In Exit West, sometimes audibly “prowl[ing]”, at other moments “too quiet to be heard”, drones are as ubiquitous a presence on the Western pages as in the war-torn homeland. Both airborne and terrestrial drones inspire unease, for “they suggested an unstoppable efficiency, an inhuman power.”

Yet when a miniature surveillance drone crashes through the entryway of their hovel in Marin, California, Nadia and Saeed anthropomorphise the hummingbird-sized machine. Even though its job was presumably to spy on migrants, they give it a burial and joke about offering a prayer for it. Drone technology confronts these oppressed people with the materiality of their own dehumanisation, and the authorities listening in on their lives. When the drone’s breakage renders it harmless, through mock death rites Saeed and Nadia try to bring its post-human form into the human fold.

As for the phone, it is not only a tool for listening and speaking, but also a prized possession. For the migrant it is a source of information, space of intimacy, link to home and a resource as indispensable as food. People-smugglers and migrant support networks operate on social media, making refugees dependent on their phones.

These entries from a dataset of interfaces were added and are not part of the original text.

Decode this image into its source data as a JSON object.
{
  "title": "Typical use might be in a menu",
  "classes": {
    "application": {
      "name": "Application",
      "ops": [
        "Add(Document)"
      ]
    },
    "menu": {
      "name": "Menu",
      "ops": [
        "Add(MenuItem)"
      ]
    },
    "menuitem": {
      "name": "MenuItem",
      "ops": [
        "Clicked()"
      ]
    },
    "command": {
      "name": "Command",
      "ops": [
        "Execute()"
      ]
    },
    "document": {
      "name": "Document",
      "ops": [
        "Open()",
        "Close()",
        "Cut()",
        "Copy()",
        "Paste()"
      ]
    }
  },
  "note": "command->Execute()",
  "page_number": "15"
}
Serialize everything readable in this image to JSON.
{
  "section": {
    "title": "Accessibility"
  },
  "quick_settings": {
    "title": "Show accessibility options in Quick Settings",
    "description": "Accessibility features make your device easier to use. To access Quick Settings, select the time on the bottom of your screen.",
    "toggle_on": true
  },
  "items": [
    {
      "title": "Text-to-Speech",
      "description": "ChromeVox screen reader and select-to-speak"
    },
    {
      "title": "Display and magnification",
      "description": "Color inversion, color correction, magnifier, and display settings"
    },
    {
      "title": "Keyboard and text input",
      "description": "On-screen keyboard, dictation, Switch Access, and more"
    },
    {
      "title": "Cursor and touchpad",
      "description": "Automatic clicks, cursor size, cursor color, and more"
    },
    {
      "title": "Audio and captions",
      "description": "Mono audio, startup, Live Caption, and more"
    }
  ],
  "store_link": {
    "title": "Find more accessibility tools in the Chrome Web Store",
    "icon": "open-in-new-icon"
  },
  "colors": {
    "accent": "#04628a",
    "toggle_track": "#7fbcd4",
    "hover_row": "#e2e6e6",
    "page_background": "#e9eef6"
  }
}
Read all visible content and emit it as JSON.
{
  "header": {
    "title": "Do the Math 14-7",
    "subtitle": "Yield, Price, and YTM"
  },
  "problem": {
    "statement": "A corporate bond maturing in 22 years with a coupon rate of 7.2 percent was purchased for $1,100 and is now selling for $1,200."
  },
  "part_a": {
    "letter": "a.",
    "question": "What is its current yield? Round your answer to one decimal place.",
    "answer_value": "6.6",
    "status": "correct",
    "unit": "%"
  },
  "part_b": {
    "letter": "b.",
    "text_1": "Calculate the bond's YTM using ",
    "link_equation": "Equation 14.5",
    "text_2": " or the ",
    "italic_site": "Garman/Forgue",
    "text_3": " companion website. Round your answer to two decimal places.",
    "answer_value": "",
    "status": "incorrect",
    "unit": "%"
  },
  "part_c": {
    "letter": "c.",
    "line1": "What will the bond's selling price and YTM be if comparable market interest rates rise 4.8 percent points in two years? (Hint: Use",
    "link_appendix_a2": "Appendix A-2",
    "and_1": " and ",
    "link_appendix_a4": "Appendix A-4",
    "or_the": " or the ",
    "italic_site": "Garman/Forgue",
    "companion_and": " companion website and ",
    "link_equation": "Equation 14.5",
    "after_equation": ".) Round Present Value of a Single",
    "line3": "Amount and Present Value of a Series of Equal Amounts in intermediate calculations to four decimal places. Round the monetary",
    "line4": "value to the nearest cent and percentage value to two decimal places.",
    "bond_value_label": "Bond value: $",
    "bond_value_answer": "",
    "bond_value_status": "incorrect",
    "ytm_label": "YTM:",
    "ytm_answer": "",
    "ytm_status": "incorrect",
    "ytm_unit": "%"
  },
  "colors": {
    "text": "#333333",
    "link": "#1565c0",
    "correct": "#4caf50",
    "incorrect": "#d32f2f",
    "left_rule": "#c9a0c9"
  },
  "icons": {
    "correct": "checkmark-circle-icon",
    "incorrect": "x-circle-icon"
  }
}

Despite their dramatic and involuntary displacement(s), migrants are digital natives. The novel figures phones as providing escapism as well as information. People hold up their screens to provide privacy in public spaces. On Saeed and Nadia’s first date, they show their interest by temporarily abandoning these shields, placing their phones screen down, “like the weapons of desperadoes at a parley.” Arriving into destitute conditions on Mykonos, the couple buy SIM cards first. They sit together, discretely absorbed in catching up with the news.

Once entrenched in a dystopian refugee camp in London, Saeed and Nadia can only find a strong signal some distance away, making their access to information precarious.

It is on one of her sporadic hikes to get online that Nadia has a weird experience akin to miseen abyme [the artistic technique of placing a copy of an image within itself]. On her phone’s internet browser, she thinks that she spots a photograph of herself. She is surprised, wondering “how she could both read this news and be this news”, and catches time bending in Möbius strip-fashion, before realising that the photograph’s subject is not her, but another covered woman in a war zone. In Exit West, digital technologies function as a door to a world in which the human is decentred and stable selfhood is unmoored.